# Task to complete
What you return must match the records below character for character, except that no picture appears.

Web page and app entries

=== Section Start ===

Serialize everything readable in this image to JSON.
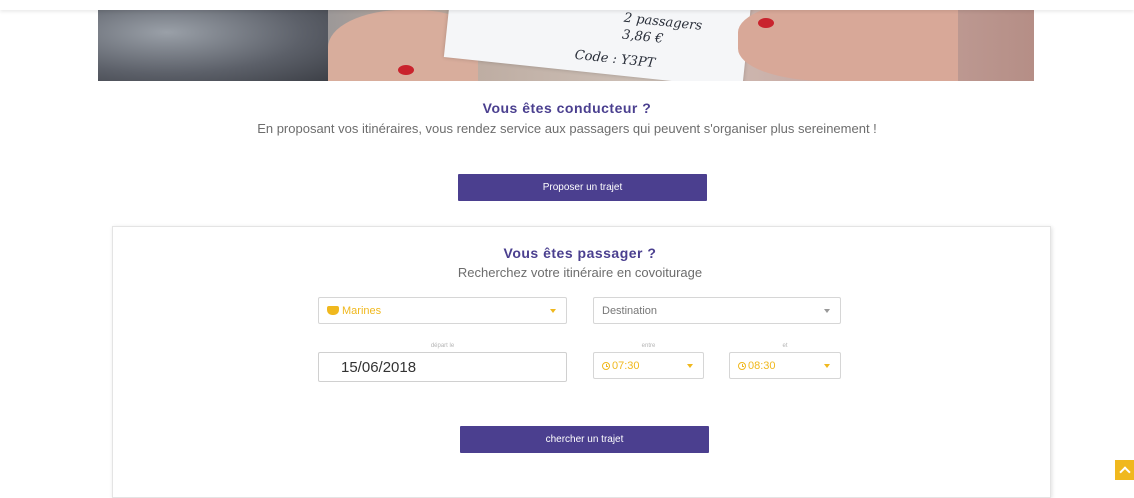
{
  "hero": {
    "ticket_lines": [
      "2 passagers",
      "3,86 €",
      "Code : Y3PT"
    ]
  },
  "driver": {
    "title": "Vous êtes conducteur ?",
    "subtitle": "En proposant vos itinéraires, vous rendez service aux passagers qui peuvent s'organiser plus sereinement !",
    "button_label": "Proposer un trajet"
  },
  "passenger": {
    "title": "Vous êtes passager ?",
    "subtitle": "Recherchez votre itinéraire en covoiturage",
    "origin": {
      "value": "Marines",
      "icon": "flag-icon"
    },
    "destination": {
      "placeholder": "Destination"
    },
    "depart_label": "départ le",
    "date_value": "15/06/2018",
    "between_label": "entre",
    "and_label": "et",
    "time_from": "07:30",
    "time_to": "08:30",
    "search_label": "chercher un trajet"
  },
  "colors": {
    "primary": "#4b3f8f",
    "accent": "#f0b81e",
    "text_muted": "#6d6d6d"
  },
  "icons": {
    "scroll_top": "chevron-up-icon",
    "clock": "clock-icon",
    "caret": "caret-down-icon"
  }
}
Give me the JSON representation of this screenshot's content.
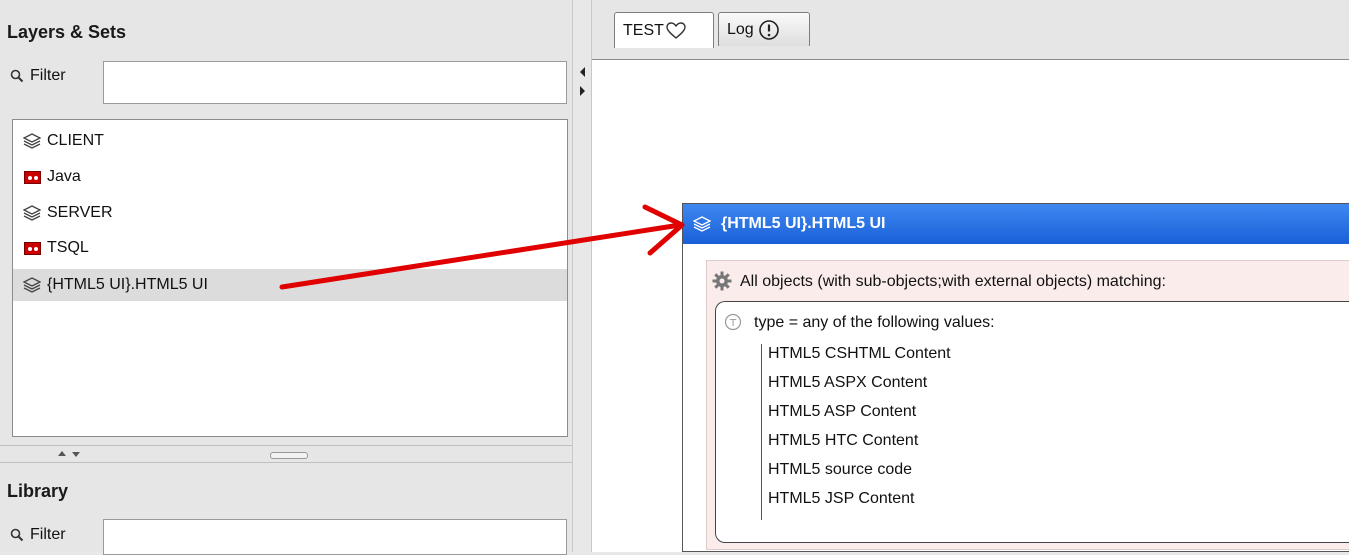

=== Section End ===

# Result below
Serialize everything readable in this image to JSON.
{
  "hero": {
    "ticket_lines": [
      "2 passagers",
      "3,86 €",
      "Code : Y3PT"
    ]
  },
  "driver": {
    "title": "Vous êtes conducteur ?",
    "subtitle": "En proposant vos itinéraires, vous rendez service aux passagers qui peuvent s'organiser plus sereinement !",
    "button_label": "Proposer un trajet"
  },
  "passenger": {
    "title": "Vous êtes passager ?",
    "subtitle": "Recherchez votre itinéraire en covoiturage",
    "origin": {
      "value": "Marines",
      "icon": "flag-icon"
    },
    "destination": {
      "placeholder": "Destination"
    },
    "depart_label": "départ le",
    "date_value": "15/06/2018",
    "between_label": "entre",
    "and_label": "et",
    "time_from": "07:30",
    "time_to": "08:30",
    "search_label": "chercher un trajet"
  },
  "colors": {
    "primary": "#4b3f8f",
    "accent": "#f0b81e",
    "text_muted": "#6d6d6d"
  },
  "icons": {
    "scroll_top": "chevron-up-icon",
    "clock": "clock-icon",
    "caret": "caret-down-icon"
  }
}
Give me the JSON representation of this screenshot's content.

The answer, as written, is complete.